You are on page 1of 4

M ATH 234 - M ECHANICAL V IBRATIONS

P ROBLEM SET- UP

As an application to second-order linear equations with constant coefficients, we go back to Newtons law:

F = ma.

Here F is the sum of the forces acting on the point particle of mass m, and a denotes the particles acceler-
ation. Well consider the case of a particle suspended from a linear spring with spring constant k. The top
of the spring could be moving in a prescribed way, and the particle is undergoing damping. You can think
of damping as a consequence of dealing with a realistic spring (small damping) or a physical damper. The
situation is described in the diagram below:

So, whats our governing equation? We need to determine the explicit form of the total force. We have

F = Fspring + Fdamper + Fexternal .

What are the functional forms of these different forces. The last one is given to us as

Fexternal = Fe (t),

some function of t. The other two are not much harder. The damping force is

Fdamper = v,

1
where v is the velocity of the particle, and is a constant damping rate. Note that this force has a negative
sign: it opposes the motion. The last force is given by Hookes law:
Fspring = kx.
This force also comes with a minus sign. It is a restoring force: it pulls the particle back to its equilibrium
position.

Putting all these together, we finally obtain


mx!! + x! + kx = Fe (t).
Here weve used that a = x!! , v = x! : the acceleration and the velocity are the second, respectively first,
time derivative of the position.

U NFORCED OSCILLATIONS - T HE H OMOGENEOUS E QUATION

If Fe (t) "= 0 then the above differential equation is nonhomogeneous.
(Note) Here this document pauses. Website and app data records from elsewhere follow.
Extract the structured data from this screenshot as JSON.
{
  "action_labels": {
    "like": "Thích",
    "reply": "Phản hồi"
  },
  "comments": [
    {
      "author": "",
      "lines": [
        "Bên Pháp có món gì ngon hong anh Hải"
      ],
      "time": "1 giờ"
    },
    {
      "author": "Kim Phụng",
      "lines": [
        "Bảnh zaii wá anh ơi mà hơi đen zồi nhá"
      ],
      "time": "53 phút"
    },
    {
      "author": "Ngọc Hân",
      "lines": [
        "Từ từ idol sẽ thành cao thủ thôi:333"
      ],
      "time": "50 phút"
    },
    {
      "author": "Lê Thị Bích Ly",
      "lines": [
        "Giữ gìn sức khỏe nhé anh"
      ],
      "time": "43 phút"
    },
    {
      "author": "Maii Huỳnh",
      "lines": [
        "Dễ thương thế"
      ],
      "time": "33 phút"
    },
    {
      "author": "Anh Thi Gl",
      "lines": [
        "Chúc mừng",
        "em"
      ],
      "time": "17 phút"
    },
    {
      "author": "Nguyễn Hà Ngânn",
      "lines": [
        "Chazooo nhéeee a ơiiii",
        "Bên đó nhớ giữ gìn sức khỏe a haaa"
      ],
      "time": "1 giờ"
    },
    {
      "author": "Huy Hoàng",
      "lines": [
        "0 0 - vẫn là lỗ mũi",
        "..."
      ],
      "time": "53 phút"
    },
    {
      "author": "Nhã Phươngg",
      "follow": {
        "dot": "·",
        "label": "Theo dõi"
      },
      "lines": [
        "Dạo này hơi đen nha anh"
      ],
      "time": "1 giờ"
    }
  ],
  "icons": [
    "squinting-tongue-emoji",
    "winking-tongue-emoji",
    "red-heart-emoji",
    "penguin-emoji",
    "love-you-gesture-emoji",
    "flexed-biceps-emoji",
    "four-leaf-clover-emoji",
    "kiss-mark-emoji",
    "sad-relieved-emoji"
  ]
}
As weve seen: whenever were
facing a nonhomogeneous problem, we should solve the homogeneous problem first. Well get back to the
nonhomogeneous problem when we talk about forced oscillations in the next lecture. Here we consider
mx!! + x! + kx = 0.
We refer to the motions predicted by this differential equation as free motions. Further, if = 0, the motion
is undamped. Otherwise, if > 0, then the motion is damped.

We start by considering the characteristic equation:


!
2 2 4mk
m + + k = 0 1,2 = .
2m
Note that all of m, , and k are not allowed to be negative.

There are three possible cases:

1. 2 > 4mk: lots of damping. This is known as an overdamped spring.


2. 2 = 4mk: still a lot of damping, but less than overdamped. We call this a critically damped spring.
3. 2 < 4mk: a small amount of damping. This is known as the underdamped spring.

Well spend most of our time studying the underdamped case. Note that the undamped spring is a special
case of the underdamped spring.

U NDERDAMPED OSCILLATIONS

If 2 < 4mk then 4mk c2 > 0, so that


!
i 4mk 2
1,2 = = i,
2m 2m

2
where
4mk 2
= .
2m
The general solution is given by

x = c1 et/2m cos t + c2 et/2m sin t


= et/2m (c1 cos t + c2 sin t).

Lets look at this solution in two different cases.

1. The undamped spring: = 0. In this case the exponential dissapears and

x = c1 cos 0 t + c2 sin 0 t,

with "
4mk mk k
0 = = = .
2m m m
The parameter 0 is called the natural frequency of the system: it is the frequency the spring-particle
system likes to oscillate at when no other forces (external, damping) are present. In order to completely
determine the solution, we need initial conditions to specify the constants c1 and c2 . Often it is useful
to rewrite the solution formula in so-called amplitude-phase form. Let
#
c1 = A cos
.
c2 = A sin

Then $
c2
A= c21 + c22 , tan = .
c1
We have

x = A cos cos 0 t + A sin sin 0 t


= A cos(0 t ).

The new parameters A and are called the amplitude and the phase respectively, of the solution. We
see that the solution is periodic with period
2
T = .
0
A plot of an undamped solution is shown in Fig. 1.

0
2 4 6 8 10
2

Figure 1: A solution of an undamped system: x = 3 cos(2t 3).

3
2. The underdamped spring: > 0.
In the underdamped case with > 0 we have

x = et/2m (c1 cos t + c2 sin t)


= Aet/2m cos(t ).

We see that the factor Aet/2m plays the role of a time-dependent amplitude. If the damping rate
is small, then this amplitude factor will decay to zero, but at a slow rate.

While these solutions are not periodic in the traditional sense, we can still define a quasi-period and quasi-
frequency that will give us an indication of how often the amplitude flips from positive to negative values.

2 3et/4

0
2 4 6 8 10
2 t/4
3e

Figure 2: A solution of an underdamped system: x = 3et/4 cos(2t 3). The red dashed line represents the
solution envelope given by the curves 3et/4 and 3et/4 .


If we compare the ratio of 0 we see that for small , we can expand the expression as a Taylor-series
! "
4mk 2 /2m 2 1
= ! = 1 1
0 k/m 4mk 8mk

If we look at , we find that the quasi-frequency is given by


1
(1 )0
8mk
so that the frequency with damping is lower than that without damping. Likewise, the quasi-period is given
by
1
Td (1 + )T
8mk